After a long career with Inco, Terry MacGibbon redefined retirement and played a key role in several very successful mining opportunities by capitalizing on his out-of-the-box approach to undeveloped resource potential. With FNX, he and his team turned non-core assets acquired from Inco into very profitable producing mines, and following the sale of Quadra FNX to KGHM this year, he is pursuing more opportunities to build new mining companies. As chairman of the board of three enterprising juniors, MacGibbon has found himself with the freedom to work when and how he wants – a combination he hopes is lucrative for all stakeholders.
CIM: In the sale of Quadra FNX, did KGHM approach you or did you approach them?
MacGibbon: KGHM was one of the companies which bid on the partnership that Quadra FNX was developing for Sierra Gorda. KGHM was not the successful bidder but its management became familiar with Quadra FNX through that process, and I guess they liked what they saw and decided if they could not be Quadra FNX’s partner in Sierra Gorda, they’d acquire the entire company and all of its assets.
CIM: How did it feel to sell the company you envisioned and grew?
MacGibbon: The real change wasn’t when we sold Quadra FNX but when we merged FNX with Quadra and formed Quadra FNX – that was a big transformation for me. I went from being a 24/7 president and CEO to being the chairman and not being involved on a day-to-day basis. It’s like having children – you bring them into the world, nurture them, watch them grow, mature and reach their potential – and then they leave. Most of the FNX employees, including many friends, chose to stay with Quadra FNX and were treated very fairly – and the vast majority of our Quadra FNX team continues to work for KGHM in rewarding employment – that meant a lot to me and made both transactions much easier.
CIM: FNX’s arrangement with Inco was not typical. How did it work?
MacGibbon: Back around 2001, Inco decided it had some non-core former-producing mineral properties that it wasn’t going to do anything with. The company put them up for purchase and ran an auction, and I was fortunate to be invited to bid. When I looked at the data during the due diligence process, I saw outstanding exploration potential (we eventually made eight discoveries and found five mines), but I also saw there were near-term production opportunities. I correctly believed that some of these former producing mines could be put back into production by an entrepreneurial, low-cost mining company, like FNX, and make money.

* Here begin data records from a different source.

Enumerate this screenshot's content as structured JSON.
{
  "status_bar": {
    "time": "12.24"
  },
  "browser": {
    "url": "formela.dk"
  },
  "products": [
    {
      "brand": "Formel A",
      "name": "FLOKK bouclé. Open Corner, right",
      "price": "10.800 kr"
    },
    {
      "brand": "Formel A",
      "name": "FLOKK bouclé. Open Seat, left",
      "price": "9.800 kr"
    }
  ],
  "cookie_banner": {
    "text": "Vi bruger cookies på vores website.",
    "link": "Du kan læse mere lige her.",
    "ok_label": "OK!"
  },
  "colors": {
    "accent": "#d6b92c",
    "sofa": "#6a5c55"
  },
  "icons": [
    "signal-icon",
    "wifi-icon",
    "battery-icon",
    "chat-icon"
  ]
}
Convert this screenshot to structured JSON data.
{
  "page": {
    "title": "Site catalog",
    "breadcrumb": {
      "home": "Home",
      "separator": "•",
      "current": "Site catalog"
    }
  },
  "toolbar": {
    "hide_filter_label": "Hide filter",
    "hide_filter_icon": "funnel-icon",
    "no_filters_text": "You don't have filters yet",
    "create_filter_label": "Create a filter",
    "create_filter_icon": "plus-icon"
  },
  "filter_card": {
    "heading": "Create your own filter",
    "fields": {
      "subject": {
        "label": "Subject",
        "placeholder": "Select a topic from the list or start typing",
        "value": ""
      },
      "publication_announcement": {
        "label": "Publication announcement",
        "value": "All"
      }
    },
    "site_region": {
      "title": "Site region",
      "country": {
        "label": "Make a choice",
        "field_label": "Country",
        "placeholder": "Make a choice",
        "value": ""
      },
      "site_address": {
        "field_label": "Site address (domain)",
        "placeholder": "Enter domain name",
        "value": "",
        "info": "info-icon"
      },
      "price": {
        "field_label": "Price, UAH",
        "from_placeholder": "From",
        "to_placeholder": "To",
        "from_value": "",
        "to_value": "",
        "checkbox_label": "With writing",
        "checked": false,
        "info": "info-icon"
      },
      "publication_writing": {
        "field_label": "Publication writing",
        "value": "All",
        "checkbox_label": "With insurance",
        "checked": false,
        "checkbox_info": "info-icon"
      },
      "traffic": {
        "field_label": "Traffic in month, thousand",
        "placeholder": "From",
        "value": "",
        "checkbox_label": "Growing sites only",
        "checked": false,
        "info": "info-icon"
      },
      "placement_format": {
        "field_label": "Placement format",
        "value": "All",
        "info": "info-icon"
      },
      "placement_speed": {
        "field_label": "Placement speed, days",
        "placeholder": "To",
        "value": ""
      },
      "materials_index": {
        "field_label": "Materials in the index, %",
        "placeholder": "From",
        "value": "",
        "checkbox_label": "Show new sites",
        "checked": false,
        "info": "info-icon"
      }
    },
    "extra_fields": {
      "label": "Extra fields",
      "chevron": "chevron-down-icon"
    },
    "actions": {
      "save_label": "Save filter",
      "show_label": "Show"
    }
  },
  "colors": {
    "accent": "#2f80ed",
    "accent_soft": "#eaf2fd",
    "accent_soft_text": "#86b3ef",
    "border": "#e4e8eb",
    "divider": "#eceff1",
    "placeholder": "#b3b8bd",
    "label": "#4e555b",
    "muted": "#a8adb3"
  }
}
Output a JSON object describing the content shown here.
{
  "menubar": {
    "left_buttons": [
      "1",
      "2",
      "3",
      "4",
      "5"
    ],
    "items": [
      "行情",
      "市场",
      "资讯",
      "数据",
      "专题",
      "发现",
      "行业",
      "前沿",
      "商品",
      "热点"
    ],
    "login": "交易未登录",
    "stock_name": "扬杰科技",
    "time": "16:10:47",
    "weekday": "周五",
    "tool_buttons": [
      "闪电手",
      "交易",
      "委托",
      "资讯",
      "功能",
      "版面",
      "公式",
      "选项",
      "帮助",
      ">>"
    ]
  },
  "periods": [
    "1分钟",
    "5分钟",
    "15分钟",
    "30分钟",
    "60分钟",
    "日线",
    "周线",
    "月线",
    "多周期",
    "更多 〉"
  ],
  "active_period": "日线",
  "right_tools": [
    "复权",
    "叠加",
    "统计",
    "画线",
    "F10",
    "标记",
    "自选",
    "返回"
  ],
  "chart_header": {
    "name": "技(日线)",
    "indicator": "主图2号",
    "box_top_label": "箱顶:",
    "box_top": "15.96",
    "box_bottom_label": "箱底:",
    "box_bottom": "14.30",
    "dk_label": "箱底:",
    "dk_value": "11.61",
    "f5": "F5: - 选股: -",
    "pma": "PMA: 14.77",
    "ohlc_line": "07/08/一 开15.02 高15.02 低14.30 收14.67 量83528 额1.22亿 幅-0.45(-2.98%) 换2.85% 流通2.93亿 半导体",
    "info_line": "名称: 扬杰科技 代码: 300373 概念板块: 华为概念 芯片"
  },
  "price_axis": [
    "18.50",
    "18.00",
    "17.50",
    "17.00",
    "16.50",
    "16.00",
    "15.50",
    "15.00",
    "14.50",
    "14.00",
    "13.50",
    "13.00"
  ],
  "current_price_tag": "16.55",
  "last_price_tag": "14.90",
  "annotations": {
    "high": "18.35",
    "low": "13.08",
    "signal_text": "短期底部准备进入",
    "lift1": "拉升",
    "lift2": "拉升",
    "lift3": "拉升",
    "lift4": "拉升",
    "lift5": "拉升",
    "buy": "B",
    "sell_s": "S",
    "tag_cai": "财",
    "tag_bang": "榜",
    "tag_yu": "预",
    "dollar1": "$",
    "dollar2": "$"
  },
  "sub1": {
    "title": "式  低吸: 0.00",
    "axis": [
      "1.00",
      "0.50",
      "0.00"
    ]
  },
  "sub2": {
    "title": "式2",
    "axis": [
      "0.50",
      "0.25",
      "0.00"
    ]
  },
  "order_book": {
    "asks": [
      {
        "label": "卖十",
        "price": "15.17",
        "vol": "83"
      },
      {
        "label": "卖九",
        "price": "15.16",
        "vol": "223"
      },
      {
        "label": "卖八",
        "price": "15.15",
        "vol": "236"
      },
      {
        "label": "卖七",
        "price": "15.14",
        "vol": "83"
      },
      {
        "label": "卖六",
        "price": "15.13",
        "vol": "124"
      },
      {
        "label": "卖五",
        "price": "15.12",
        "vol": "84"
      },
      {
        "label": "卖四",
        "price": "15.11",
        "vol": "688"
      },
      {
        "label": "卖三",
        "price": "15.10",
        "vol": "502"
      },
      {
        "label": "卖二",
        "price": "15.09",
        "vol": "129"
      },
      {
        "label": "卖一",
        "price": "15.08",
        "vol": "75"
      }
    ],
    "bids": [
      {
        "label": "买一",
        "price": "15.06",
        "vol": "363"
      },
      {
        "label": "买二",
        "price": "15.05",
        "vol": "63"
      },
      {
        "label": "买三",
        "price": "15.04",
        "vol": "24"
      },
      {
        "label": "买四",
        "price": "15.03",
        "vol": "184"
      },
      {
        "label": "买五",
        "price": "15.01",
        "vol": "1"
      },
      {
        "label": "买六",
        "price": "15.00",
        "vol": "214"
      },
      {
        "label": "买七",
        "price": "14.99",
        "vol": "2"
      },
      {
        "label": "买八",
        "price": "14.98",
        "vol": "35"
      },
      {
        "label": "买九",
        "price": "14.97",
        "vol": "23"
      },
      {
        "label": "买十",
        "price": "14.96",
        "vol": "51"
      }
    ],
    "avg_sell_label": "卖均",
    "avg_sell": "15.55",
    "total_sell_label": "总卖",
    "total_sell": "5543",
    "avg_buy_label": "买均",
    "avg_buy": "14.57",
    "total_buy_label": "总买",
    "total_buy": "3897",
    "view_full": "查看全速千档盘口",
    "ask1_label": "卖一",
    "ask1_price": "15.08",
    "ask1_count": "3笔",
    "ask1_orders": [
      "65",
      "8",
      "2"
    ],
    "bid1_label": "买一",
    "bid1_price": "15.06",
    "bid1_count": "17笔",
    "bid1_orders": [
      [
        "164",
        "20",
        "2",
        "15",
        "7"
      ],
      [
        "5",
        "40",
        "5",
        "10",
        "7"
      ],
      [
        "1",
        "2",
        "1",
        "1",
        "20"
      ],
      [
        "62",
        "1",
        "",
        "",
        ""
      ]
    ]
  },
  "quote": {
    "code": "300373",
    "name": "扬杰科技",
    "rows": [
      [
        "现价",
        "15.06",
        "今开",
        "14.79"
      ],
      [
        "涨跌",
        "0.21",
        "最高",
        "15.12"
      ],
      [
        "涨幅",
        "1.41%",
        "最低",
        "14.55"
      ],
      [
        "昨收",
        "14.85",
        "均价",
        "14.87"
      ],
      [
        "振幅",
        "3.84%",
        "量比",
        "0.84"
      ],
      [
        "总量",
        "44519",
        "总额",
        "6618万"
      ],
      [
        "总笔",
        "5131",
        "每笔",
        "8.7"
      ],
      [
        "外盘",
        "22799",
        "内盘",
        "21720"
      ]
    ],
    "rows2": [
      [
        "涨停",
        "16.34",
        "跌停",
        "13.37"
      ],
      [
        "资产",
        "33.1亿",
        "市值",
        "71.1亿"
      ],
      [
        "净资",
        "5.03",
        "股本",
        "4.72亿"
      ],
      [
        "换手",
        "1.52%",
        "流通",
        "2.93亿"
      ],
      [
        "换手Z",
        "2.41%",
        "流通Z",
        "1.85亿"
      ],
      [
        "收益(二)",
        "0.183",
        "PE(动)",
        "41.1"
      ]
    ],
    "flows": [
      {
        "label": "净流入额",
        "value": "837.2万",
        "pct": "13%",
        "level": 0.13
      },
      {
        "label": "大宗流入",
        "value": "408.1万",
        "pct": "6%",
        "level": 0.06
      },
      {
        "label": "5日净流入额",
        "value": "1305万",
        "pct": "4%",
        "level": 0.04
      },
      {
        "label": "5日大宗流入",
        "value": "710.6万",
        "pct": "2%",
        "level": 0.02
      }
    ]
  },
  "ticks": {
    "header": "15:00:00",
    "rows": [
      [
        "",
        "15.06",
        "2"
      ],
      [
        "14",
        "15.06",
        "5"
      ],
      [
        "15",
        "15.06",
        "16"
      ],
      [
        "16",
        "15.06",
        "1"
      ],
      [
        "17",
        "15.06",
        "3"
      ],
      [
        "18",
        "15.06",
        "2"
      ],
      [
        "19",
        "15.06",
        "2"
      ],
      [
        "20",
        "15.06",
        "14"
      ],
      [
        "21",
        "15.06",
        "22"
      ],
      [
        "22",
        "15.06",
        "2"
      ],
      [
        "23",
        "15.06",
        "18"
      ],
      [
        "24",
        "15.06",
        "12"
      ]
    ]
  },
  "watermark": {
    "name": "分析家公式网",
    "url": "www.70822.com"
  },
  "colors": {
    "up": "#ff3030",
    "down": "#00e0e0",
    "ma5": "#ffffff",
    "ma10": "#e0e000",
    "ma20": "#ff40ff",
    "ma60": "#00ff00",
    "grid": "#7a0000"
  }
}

In most mines, you have to bring the ore to surface, crush it and mill it, then sell the concentrate to a smelter. In our case, we brought the ore to surface and then shipped it directly to Inco’s mill. They milled and processed the ore. Since Inco had a huge mill that was not operating to full capacity, we didn’t have to build a mill and could concentrate our investments in mining and exploration and not in processing facilities.
It was a symbiotic relationship. We could mine cheaply and they wanted the metal. They made money on the processing and marketing of the metal and we made money on mining the product and selling it to Inco. Of course, we all greatly profited from a very strong bull commodity market.